A principal requires a manager for production. He can use an internal manager, or contracts with an external manger. In each case, the manager obtains experience benefits from production. When the principal uses an internal manager, both parties share cost information. When the principal contracts with an external manager, only the external manager acquires cost information. The internal manager has limited access to the credit market; he has a minimum income constraint. The external manager has adequate access and has no minimum income constraint. The principal faces a tradeoff. Hiring an internal manager eliminates asymmetric information, but extracting experience rent is more difficult due to the minimum income constraint. Hiring an external manager means giving up information rent, but extracting experience rent is feasible. Whether the principal uses an internal or an external manager depends on the tightness of the minimum income constraint and the magnitude of the experience benefit. The principal's optimal choice may not be socially efficient.

Additional Metadata
Keywords Theory of the firm, job experience rent, informational rents.
JEL Organizational Behavior; Transaction Costs; Property Rights (jel D23), Firm Organization and Market Structure: Markets vs. Hierarchies; Vertical Integration; Conglomerates (jel L22)
Publisher Department of Economics
Series Carleton Economic Papers
Citation

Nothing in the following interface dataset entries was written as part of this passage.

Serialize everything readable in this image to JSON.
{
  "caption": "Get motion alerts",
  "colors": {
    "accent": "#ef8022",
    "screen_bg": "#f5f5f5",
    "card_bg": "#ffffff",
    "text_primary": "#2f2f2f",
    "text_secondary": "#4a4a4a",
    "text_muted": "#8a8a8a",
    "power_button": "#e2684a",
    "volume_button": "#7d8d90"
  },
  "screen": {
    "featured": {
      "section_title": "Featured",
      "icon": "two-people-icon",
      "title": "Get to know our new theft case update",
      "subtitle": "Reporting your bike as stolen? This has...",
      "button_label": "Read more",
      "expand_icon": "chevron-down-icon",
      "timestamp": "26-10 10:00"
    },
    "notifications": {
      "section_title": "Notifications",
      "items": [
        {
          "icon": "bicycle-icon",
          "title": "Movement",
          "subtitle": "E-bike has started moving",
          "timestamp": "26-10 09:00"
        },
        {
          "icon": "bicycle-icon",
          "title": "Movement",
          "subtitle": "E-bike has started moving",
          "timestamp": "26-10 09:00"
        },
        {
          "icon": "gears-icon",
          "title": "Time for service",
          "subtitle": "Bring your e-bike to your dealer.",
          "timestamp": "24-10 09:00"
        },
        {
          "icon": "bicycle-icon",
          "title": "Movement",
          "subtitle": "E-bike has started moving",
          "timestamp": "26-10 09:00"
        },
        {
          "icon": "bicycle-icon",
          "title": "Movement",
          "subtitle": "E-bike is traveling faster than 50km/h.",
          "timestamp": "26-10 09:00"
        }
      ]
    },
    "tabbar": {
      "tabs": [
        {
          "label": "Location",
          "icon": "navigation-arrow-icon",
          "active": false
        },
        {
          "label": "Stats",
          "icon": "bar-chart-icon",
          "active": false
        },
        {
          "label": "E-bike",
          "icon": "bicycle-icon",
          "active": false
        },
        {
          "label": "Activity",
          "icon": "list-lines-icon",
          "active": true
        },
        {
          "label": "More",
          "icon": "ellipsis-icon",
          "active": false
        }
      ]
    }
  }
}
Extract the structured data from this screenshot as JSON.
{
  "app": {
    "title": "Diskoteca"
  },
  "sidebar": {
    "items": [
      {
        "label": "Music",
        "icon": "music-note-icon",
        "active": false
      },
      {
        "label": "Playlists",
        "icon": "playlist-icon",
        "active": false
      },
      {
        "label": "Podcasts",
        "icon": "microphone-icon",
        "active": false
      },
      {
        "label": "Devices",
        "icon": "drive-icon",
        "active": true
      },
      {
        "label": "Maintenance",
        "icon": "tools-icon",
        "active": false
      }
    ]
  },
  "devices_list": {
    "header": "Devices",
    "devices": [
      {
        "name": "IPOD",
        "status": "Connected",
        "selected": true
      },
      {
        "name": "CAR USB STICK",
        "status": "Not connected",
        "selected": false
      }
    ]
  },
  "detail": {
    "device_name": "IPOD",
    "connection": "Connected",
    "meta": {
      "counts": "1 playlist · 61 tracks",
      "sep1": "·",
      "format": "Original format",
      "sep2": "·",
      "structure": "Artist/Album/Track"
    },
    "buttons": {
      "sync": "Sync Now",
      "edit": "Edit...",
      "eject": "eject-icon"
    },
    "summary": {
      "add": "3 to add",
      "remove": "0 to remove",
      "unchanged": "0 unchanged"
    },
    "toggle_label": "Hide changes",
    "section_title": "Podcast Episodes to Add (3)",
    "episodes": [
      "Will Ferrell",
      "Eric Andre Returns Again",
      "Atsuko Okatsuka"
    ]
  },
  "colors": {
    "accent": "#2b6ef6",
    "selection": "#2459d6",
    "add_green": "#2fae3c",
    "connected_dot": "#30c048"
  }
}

Alger, Ingela, Ma, Ching-to Albert, & Renault, Regis. (2009). Experience Benefits and Firm Organization (No. CEP 09-03). Carleton Economic Papers. Department of Economics.